WHAT IS REQUIRED: State how many lines of the material below contain the word "retweets". Add nothing else.

MATERIAL FOR THE TASK:
· · · ·
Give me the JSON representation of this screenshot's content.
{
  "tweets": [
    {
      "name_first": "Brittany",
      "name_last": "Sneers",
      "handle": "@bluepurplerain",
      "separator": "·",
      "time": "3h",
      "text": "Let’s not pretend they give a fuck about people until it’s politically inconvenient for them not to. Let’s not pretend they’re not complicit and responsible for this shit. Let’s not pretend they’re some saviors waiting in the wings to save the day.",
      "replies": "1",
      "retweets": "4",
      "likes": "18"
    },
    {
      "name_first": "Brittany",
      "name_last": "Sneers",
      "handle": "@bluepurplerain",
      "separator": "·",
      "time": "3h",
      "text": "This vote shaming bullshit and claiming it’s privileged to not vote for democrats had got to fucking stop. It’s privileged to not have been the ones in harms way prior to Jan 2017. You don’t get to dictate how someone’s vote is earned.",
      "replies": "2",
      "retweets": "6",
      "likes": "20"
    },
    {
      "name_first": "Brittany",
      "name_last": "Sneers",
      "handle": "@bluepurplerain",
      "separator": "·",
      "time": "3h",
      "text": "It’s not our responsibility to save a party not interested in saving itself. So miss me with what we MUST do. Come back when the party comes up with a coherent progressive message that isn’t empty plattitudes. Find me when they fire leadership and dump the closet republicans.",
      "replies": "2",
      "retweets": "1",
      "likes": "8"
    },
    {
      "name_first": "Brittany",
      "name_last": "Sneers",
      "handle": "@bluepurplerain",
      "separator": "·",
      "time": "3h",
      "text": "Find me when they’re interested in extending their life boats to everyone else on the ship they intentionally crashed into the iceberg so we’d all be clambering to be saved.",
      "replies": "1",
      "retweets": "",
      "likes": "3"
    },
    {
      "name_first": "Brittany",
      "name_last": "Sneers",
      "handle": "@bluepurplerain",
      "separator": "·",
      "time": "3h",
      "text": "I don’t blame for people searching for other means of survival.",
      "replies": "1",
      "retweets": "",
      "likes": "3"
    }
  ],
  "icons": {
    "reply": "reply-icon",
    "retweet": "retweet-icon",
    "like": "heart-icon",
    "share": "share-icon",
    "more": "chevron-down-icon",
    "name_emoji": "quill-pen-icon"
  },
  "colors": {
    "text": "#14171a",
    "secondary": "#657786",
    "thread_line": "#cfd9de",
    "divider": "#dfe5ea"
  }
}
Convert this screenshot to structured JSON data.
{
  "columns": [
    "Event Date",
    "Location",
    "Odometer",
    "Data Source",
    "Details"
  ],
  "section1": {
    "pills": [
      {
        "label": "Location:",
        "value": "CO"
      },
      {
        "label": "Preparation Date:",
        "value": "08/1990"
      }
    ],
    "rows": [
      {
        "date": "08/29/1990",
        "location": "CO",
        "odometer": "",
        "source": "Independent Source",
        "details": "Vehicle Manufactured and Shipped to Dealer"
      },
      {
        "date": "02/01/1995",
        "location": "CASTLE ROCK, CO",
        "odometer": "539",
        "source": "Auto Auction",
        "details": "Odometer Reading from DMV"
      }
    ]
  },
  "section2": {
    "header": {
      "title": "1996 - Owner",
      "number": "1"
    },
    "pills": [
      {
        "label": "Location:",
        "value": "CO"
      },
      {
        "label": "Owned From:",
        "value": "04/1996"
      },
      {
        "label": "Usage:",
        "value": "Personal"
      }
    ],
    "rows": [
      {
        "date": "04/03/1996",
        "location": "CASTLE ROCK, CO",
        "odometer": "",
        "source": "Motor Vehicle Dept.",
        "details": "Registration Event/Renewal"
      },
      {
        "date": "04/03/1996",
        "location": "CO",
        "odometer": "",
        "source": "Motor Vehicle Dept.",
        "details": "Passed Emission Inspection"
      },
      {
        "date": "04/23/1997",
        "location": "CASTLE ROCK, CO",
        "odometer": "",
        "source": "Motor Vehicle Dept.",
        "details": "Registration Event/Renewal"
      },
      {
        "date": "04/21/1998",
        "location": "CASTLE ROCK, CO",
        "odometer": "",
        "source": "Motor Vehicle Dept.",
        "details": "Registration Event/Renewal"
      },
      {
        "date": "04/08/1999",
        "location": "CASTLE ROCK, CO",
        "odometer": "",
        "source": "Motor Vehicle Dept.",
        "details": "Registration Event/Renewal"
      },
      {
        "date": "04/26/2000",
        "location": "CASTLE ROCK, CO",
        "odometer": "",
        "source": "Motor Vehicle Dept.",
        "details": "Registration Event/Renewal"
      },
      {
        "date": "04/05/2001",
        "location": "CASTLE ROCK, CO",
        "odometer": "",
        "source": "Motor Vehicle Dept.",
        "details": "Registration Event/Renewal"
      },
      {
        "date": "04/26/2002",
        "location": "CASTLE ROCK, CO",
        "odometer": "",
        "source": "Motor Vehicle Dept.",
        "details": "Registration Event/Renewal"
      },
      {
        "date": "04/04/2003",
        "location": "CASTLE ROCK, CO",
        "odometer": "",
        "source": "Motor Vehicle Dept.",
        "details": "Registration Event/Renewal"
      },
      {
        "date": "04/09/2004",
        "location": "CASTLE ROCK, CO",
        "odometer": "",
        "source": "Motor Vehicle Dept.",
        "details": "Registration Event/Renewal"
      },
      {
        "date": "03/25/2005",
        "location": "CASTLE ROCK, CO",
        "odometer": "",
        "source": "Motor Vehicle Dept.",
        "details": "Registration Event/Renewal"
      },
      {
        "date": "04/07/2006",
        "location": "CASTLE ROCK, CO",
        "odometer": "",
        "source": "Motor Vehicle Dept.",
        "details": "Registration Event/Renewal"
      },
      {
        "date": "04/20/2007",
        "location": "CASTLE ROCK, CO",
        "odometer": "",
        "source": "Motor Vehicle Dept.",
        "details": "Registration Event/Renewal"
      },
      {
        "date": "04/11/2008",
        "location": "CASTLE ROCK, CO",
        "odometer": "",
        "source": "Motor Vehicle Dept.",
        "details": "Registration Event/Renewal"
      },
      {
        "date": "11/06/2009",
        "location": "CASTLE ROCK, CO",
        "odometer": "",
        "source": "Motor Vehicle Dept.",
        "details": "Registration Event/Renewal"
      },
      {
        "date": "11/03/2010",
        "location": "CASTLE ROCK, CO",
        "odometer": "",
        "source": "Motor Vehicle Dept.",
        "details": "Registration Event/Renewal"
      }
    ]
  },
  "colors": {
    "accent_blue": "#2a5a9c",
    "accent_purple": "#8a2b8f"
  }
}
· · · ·
EXERCISE RESULT: 5